======== DATA EXTRACTS

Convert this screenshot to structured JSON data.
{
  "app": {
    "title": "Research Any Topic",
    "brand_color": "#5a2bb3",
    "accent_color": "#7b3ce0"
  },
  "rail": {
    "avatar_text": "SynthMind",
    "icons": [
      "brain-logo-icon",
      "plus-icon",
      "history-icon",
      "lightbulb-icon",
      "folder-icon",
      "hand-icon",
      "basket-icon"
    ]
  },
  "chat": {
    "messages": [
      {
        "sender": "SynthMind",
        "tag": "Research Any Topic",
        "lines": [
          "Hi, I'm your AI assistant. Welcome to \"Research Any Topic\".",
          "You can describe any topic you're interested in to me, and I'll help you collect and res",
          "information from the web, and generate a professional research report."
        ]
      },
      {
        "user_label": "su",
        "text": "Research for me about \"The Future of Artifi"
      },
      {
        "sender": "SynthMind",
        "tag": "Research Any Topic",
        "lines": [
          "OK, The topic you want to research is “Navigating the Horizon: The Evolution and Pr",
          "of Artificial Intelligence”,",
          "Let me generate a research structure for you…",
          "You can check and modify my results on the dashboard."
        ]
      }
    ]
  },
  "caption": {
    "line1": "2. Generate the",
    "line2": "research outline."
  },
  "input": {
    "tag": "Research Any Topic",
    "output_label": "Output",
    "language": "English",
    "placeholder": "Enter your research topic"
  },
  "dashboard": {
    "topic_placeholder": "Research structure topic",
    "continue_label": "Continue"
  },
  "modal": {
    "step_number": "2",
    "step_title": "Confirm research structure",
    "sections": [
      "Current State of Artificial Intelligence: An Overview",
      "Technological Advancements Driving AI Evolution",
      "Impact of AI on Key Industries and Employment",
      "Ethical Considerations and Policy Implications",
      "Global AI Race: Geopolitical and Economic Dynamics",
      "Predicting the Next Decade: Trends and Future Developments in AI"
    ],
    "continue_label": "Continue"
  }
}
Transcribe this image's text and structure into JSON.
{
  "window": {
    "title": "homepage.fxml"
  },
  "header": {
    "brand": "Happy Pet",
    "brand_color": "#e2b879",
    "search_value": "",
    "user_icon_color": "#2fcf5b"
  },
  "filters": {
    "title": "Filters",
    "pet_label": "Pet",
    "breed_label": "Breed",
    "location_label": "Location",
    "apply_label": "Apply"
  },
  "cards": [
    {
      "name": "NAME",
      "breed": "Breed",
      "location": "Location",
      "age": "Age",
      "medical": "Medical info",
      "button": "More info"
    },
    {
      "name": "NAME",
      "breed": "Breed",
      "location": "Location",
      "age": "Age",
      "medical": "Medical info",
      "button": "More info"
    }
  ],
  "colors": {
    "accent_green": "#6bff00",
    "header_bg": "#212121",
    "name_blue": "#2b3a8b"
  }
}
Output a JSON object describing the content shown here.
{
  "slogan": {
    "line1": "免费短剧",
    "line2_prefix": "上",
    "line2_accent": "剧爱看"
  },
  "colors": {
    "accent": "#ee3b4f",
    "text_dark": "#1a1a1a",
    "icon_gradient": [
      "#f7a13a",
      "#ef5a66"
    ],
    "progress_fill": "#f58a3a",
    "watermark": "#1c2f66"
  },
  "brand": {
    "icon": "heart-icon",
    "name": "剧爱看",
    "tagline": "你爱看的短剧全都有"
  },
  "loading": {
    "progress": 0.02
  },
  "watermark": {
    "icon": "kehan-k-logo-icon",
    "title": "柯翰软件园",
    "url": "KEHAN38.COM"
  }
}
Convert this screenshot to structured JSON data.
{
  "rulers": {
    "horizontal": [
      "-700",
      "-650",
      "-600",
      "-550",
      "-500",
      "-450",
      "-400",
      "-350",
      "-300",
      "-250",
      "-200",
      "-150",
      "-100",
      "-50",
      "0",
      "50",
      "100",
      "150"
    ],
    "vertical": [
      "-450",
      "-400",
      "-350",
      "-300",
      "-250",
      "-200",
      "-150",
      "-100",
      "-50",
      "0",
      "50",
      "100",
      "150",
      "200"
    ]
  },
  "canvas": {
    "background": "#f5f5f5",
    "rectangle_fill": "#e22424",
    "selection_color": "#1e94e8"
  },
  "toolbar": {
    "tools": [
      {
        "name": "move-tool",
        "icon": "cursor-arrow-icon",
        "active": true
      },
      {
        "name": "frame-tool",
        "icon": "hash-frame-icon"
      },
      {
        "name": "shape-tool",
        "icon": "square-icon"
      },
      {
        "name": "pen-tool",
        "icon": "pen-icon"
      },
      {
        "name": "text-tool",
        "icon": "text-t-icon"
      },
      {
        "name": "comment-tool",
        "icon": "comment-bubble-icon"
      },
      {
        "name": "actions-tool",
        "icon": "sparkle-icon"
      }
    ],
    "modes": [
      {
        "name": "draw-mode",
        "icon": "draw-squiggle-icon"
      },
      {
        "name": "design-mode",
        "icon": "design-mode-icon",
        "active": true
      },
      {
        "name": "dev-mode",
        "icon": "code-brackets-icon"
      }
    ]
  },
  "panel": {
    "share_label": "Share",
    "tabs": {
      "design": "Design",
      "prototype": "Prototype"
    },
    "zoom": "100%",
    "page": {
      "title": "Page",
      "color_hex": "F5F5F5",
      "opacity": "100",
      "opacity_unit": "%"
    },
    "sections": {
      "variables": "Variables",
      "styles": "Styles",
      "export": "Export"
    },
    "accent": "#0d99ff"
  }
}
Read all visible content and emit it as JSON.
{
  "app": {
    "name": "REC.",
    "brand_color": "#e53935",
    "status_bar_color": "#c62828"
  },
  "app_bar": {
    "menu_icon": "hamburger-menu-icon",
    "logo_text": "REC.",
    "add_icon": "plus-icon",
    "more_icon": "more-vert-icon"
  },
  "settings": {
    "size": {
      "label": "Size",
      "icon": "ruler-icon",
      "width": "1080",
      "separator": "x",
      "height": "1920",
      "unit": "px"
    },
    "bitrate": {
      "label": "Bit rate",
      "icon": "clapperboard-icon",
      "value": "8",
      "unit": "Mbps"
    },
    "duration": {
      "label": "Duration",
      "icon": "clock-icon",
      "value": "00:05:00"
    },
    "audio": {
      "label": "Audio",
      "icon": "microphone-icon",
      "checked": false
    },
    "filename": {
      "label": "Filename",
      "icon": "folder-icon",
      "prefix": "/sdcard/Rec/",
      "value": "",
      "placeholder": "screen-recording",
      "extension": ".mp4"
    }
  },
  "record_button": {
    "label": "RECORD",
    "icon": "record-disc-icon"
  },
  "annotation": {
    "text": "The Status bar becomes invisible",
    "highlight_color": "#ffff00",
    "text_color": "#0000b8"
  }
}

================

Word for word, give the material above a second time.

Convert this screenshot to structured JSON data.
{
  "app": {
    "title": "Research Any Topic",
    "brand_color": "#5a2bb3",
    "accent_color": "#7b3ce0"
  },
  "rail": {
    "avatar_text": "SynthMind",
    "icons": [
      "brain-logo-icon",
      "plus-icon",
      "history-icon",
      "lightbulb-icon",
      "folder-icon",
      "hand-icon",
      "basket-icon"
    ]
  },
  "chat": {
    "messages": [
      {
        "sender": "SynthMind",
        "tag": "Research Any Topic",
        "lines": [
          "Hi, I'm your AI assistant. Welcome to \"Research Any Topic\".",
          "You can describe any topic you're interested in to me, and I'll help you collect and res",
          "information from the web, and generate a professional research report."
        ]
      },
      {
        "user_label": "su",
        "text": "Research for me about \"The Future of Artifi"
      },
      {
        "sender": "SynthMind",
        "tag": "Research Any Topic",
        "lines": [
          "OK, The topic you want to research is “Navigating the Horizon: The Evolution and Pr",
          "of Artificial Intelligence”,",
          "Let me generate a research structure for you…",
          "You can check and modify my results on the dashboard."
        ]
      }
    ]
  },
  "caption": {
    "line1": "2. Generate the",
    "line2": "research outline."
  },
  "input": {
    "tag": "Research Any Topic",
    "output_label": "Output",
    "language": "English",
    "placeholder": "Enter your research topic"
  },
  "dashboard": {
    "topic_placeholder": "Research structure topic",
    "continue_label": "Continue"
  },
  "modal": {
    "step_number": "2",
    "step_title": "Confirm research structure",
    "sections": [
      "Current State of Artificial Intelligence: An Overview",
      "Technological Advancements Driving AI Evolution",
      "Impact of AI on Key Industries and Employment",
      "Ethical Considerations and Policy Implications",
      "Global AI Race: Geopolitical and Economic Dynamics",
      "Predicting the Next Decade: Trends and Future Developments in AI"
    ],
    "continue_label": "Continue"
  }
}
Transcribe this image's text and structure into JSON.
{
  "window": {
    "title": "homepage.fxml"
  },
  "header": {
    "brand": "Happy Pet",
    "brand_color": "#e2b879",
    "search_value": "",
    "user_icon_color": "#2fcf5b"
  },
  "filters": {
    "title": "Filters",
    "pet_label": "Pet",
    "breed_label": "Breed",
    "location_label": "Location",
    "apply_label": "Apply"
  },
  "cards": [
    {
      "name": "NAME",
      "breed": "Breed",
      "location": "Location",
      "age": "Age",
      "medical": "Medical info",
      "button": "More info"
    },
    {
      "name": "NAME",
      "breed": "Breed",
      "location": "Location",
      "age": "Age",
      "medical": "Medical info",
      "button": "More info"
    }
  ],
  "colors": {
    "accent_green": "#6bff00",
    "header_bg": "#212121",
    "name_blue": "#2b3a8b"
  }
}
Output a JSON object describing the content shown here.
{
  "slogan": {
    "line1": "免费短剧",
    "line2_prefix": "上",
    "line2_accent": "剧爱看"
  },
  "colors": {
    "accent": "#ee3b4f",
    "text_dark": "#1a1a1a",
    "icon_gradient": [
      "#f7a13a",
      "#ef5a66"
    ],
    "progress_fill": "#f58a3a",
    "watermark": "#1c2f66"
  },
  "brand": {
    "icon": "heart-icon",
    "name": "剧爱看",
    "tagline": "你爱看的短剧全都有"
  },
  "loading": {
    "progress": 0.02
  },
  "watermark": {
    "icon": "kehan-k-logo-icon",
    "title": "柯翰软件园",
    "url": "KEHAN38.COM"
  }
}
Convert this screenshot to structured JSON data.
{
  "rulers": {
    "horizontal": [
      "-700",
      "-650",
      "-600",
      "-550",
      "-500",
      "-450",
      "-400",
      "-350",
      "-300",
      "-250",
      "-200",
      "-150",
      "-100",
      "-50",
      "0",
      "50",
      "100",
      "150"
    ],
    "vertical": [
      "-450",
      "-400",
      "-350",
      "-300",
      "-250",
      "-200",
      "-150",
      "-100",
      "-50",
      "0",
      "50",
      "100",
      "150",
      "200"
    ]
  },
  "canvas": {
    "background": "#f5f5f5",
    "rectangle_fill": "#e22424",
    "selection_color": "#1e94e8"
  },
  "toolbar": {
    "tools": [
      {
        "name": "move-tool",
        "icon": "cursor-arrow-icon",
        "active": true
      },
      {
        "name": "frame-tool",
        "icon": "hash-frame-icon"
      },
      {
        "name": "shape-tool",
        "icon": "square-icon"
      },
      {
        "name": "pen-tool",
        "icon": "pen-icon"
      },
      {
        "name": "text-tool",
        "icon": "text-t-icon"
      },
      {
        "name": "comment-tool",
        "icon": "comment-bubble-icon"
      },
      {
        "name": "actions-tool",
        "icon": "sparkle-icon"
      }
    ],
    "modes": [
      {
        "name": "draw-mode",
        "icon": "draw-squiggle-icon"
      },
      {
        "name": "design-mode",
        "icon": "design-mode-icon",
        "active": true
      },
      {
        "name": "dev-mode",
        "icon": "code-brackets-icon"
      }
    ]
  },
  "panel": {
    "share_label": "Share",
    "tabs": {
      "design": "Design",
      "prototype": "Prototype"
    },
    "zoom": "100%",
    "page": {
      "title": "Page",
      "color_hex": "F5F5F5",
      "opacity": "100",
      "opacity_unit": "%"
    },
    "sections": {
      "variables": "Variables",
      "styles": "Styles",
      "export": "Export"
    },
    "accent": "#0d99ff"
  }
}
Read all visible content and emit it as JSON.
{
  "app": {
    "name": "REC.",
    "brand_color": "#e53935",
    "status_bar_color": "#c62828"
  },
  "app_bar": {
    "menu_icon": "hamburger-menu-icon",
    "logo_text": "REC.",
    "add_icon": "plus-icon",
    "more_icon": "more-vert-icon"
  },
  "settings": {
    "size": {
      "label": "Size",
      "icon": "ruler-icon",
      "width": "1080",
      "separator": "x",
      "height": "1920",
      "unit": "px"
    },
    "bitrate": {
      "label": "Bit rate",
      "icon": "clapperboard-icon",
      "value": "8",
      "unit": "Mbps"
    },
    "duration": {
      "label": "Duration",
      "icon": "clock-icon",
      "value": "00:05:00"
    },
    "audio": {
      "label": "Audio",
      "icon": "microphone-icon",
      "checked": false
    },
    "filename": {
      "label": "Filename",
      "icon": "folder-icon",
      "prefix": "/sdcard/Rec/",
      "value": "",
      "placeholder": "screen-recording",
      "extension": ".mp4"
    }
  },
  "record_button": {
    "label": "RECORD",
    "icon": "record-disc-icon"
  },
  "annotation": {
    "text": "The Status bar becomes invisible",
    "highlight_color": "#ffff00",
    "text_color": "#0000b8"
  }
}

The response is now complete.